• Available data:
------------------------
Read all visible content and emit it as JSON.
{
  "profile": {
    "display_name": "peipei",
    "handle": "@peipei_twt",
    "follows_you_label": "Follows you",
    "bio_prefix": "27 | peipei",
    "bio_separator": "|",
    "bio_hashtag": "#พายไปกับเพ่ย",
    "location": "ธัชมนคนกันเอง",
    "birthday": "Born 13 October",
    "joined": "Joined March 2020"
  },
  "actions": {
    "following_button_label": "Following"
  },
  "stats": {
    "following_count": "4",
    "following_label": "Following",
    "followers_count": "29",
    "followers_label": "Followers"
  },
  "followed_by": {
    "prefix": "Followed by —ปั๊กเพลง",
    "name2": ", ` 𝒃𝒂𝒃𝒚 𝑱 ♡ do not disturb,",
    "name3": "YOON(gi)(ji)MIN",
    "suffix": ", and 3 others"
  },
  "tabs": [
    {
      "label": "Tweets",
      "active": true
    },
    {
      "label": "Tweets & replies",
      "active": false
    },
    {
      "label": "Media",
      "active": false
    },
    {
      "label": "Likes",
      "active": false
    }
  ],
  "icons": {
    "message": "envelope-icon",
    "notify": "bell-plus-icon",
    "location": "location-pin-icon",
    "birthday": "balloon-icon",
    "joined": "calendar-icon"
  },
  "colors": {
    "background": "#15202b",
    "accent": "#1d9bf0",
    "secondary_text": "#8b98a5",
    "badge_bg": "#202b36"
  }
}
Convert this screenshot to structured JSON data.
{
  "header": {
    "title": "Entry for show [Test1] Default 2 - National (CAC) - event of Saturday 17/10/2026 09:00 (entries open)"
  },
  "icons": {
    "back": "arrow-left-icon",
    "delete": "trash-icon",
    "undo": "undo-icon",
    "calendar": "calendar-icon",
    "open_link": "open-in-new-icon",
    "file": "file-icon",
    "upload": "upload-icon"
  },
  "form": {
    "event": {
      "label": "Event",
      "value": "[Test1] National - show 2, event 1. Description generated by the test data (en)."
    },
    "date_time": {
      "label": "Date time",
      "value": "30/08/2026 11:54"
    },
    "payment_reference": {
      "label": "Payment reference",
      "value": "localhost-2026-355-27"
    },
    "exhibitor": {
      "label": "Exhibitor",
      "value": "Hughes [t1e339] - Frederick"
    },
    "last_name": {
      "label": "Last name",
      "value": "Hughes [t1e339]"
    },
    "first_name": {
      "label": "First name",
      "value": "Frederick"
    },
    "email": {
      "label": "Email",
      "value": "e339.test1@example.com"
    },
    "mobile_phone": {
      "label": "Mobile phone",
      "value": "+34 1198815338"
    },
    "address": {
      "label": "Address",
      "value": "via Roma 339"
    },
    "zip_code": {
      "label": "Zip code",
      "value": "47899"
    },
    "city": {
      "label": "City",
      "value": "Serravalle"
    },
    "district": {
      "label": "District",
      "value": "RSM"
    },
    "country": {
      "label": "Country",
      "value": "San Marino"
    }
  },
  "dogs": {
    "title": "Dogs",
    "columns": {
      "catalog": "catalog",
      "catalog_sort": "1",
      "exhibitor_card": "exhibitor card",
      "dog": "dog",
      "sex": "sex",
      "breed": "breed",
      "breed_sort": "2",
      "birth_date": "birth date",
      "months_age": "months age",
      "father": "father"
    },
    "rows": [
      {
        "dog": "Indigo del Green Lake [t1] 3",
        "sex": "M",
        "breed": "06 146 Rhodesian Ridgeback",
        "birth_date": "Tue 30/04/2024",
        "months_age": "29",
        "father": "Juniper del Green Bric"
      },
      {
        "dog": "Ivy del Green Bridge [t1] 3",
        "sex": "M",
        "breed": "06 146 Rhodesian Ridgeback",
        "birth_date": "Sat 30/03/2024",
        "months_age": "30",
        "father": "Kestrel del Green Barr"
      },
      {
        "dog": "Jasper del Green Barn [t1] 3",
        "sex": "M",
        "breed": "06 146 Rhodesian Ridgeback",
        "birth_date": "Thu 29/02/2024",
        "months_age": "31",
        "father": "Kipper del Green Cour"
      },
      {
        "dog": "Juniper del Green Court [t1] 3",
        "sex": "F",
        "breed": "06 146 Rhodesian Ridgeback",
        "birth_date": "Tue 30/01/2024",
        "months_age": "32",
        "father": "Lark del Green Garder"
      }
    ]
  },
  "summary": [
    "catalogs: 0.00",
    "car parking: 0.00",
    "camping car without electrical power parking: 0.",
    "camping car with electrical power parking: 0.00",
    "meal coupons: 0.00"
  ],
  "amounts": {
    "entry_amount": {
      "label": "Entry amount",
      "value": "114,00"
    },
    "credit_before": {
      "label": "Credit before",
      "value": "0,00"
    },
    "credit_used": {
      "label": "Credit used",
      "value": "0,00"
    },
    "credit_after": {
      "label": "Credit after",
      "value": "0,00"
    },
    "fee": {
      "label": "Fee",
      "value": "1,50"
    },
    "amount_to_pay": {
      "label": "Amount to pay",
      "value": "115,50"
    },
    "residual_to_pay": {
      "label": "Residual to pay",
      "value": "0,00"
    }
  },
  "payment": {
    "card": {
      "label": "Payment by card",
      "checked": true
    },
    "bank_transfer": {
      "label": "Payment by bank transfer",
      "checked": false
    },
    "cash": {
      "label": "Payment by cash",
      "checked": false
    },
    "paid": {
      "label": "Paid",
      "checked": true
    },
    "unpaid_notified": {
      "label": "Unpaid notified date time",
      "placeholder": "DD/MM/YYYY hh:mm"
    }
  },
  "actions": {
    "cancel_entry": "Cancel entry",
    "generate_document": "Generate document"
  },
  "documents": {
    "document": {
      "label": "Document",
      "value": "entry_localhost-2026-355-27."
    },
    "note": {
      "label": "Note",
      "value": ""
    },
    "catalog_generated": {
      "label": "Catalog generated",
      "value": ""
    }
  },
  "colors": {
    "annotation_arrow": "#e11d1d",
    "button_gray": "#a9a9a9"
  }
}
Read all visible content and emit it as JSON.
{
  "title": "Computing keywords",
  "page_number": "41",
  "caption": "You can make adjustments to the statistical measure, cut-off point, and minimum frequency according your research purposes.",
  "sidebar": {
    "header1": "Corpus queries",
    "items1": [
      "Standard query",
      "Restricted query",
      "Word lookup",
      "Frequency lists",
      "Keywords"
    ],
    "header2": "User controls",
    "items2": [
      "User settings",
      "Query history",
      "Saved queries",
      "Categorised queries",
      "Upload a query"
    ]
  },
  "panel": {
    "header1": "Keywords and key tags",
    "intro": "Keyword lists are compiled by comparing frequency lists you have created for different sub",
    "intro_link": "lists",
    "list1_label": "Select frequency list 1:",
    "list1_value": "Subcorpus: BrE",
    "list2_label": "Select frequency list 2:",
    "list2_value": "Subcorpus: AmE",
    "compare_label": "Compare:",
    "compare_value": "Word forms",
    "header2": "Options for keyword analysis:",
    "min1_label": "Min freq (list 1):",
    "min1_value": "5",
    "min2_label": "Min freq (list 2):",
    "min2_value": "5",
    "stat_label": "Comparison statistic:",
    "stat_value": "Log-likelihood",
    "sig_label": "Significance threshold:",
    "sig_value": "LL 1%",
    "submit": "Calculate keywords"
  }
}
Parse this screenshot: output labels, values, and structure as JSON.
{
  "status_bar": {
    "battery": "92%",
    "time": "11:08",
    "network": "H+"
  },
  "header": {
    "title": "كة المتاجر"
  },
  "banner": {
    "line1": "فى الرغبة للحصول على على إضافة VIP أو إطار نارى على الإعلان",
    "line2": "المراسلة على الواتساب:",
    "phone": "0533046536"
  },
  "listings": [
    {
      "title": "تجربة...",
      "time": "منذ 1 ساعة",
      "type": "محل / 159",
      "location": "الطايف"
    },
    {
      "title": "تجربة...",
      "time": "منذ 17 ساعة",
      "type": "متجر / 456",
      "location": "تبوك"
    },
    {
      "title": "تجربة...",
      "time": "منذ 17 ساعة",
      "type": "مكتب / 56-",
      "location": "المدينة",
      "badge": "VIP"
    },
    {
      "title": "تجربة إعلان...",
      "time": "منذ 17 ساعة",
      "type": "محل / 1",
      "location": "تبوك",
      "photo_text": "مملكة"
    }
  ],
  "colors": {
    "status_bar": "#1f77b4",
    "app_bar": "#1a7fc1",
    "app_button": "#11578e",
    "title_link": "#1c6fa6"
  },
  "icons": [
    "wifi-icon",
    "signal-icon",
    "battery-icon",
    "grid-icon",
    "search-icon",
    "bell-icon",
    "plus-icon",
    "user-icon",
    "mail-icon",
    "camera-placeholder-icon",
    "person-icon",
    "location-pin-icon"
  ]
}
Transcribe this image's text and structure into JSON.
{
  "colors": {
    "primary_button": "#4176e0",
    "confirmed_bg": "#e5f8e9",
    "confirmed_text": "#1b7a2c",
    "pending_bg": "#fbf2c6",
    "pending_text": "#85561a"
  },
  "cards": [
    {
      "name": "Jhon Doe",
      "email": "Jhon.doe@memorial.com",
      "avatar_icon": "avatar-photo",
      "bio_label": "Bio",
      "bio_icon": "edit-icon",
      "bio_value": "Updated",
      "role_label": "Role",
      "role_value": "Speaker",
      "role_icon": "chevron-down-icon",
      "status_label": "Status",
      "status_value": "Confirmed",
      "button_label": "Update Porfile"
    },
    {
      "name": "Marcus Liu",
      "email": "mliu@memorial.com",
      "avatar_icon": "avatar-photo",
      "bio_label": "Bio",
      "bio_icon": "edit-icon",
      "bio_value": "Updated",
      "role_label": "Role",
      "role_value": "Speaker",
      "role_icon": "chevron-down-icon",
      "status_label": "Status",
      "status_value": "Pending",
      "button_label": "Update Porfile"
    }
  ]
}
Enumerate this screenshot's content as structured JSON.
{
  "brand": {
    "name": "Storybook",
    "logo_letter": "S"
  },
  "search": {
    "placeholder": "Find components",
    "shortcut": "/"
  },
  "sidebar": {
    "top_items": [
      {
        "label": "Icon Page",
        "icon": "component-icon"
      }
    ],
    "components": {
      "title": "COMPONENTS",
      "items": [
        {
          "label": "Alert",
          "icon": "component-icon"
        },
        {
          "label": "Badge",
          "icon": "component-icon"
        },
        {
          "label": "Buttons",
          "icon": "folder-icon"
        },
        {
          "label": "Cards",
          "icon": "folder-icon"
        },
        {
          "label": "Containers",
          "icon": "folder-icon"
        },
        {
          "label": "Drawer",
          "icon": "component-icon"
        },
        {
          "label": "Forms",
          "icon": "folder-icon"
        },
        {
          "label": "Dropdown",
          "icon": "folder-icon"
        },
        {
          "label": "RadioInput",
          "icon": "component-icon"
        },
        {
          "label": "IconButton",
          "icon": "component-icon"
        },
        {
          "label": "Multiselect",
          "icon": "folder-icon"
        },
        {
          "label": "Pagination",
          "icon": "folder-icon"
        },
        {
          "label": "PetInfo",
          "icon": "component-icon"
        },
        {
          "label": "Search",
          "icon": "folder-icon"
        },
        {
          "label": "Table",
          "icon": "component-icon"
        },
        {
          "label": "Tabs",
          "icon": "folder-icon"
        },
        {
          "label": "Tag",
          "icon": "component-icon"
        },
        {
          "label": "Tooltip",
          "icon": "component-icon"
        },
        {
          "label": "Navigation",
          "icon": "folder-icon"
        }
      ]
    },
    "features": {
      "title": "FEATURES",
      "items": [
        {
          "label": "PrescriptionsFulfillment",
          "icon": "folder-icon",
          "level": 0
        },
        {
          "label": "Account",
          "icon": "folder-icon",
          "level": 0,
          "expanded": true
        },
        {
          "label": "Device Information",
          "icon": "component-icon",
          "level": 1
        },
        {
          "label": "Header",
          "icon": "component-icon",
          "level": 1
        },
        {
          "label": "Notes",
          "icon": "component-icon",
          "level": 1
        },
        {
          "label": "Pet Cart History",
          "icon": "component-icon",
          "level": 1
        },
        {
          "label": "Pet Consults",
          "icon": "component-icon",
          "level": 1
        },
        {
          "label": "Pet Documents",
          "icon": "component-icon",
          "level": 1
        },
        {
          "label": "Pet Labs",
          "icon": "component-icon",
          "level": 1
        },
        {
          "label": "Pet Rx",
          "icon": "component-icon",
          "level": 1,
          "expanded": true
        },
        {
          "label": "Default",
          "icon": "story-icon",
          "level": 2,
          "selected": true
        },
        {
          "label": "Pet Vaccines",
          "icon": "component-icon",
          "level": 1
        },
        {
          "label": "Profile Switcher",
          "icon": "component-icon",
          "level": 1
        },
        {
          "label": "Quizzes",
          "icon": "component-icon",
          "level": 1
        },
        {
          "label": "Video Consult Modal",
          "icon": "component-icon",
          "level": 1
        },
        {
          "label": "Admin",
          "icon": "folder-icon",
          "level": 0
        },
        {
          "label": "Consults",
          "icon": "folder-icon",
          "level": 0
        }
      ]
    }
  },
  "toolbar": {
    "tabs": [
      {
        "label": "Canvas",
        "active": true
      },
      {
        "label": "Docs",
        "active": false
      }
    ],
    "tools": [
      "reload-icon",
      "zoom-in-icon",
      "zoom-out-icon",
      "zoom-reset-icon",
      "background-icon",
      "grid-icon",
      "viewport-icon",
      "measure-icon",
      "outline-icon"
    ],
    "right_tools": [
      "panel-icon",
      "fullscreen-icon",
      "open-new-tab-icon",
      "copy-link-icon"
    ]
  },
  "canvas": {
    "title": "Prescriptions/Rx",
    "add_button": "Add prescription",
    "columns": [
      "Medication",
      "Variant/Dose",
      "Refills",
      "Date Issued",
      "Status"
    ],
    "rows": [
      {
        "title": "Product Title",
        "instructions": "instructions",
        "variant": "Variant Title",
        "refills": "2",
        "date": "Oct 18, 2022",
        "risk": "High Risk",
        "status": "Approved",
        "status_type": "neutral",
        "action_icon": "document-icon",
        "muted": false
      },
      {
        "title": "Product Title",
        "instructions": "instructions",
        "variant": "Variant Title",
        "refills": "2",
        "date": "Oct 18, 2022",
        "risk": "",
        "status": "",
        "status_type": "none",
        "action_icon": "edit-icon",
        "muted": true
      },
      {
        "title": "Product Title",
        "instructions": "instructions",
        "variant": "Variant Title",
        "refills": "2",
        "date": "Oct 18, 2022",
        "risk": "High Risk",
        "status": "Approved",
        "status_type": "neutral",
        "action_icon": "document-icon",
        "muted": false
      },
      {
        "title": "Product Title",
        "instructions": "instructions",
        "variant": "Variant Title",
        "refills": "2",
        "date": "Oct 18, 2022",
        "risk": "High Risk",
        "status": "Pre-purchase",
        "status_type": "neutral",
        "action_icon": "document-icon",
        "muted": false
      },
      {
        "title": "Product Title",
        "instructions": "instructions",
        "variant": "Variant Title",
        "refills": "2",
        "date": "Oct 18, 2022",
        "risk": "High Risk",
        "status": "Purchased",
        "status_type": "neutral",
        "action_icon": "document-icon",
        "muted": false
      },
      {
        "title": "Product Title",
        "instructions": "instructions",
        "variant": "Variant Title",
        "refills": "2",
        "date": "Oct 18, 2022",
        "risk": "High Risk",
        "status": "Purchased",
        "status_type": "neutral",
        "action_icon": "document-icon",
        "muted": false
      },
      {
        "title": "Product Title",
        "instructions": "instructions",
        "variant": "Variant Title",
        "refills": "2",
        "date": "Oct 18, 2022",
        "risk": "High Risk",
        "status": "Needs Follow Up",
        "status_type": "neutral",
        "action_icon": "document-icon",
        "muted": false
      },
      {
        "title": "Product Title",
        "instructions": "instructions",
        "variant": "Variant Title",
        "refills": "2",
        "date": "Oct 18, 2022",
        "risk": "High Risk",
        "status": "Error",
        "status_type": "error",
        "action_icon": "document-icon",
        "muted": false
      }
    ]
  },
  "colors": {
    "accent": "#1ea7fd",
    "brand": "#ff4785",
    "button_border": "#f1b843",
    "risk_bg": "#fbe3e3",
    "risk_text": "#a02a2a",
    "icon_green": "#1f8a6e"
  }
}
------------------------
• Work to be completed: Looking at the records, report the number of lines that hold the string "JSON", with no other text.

• Problem solution: 6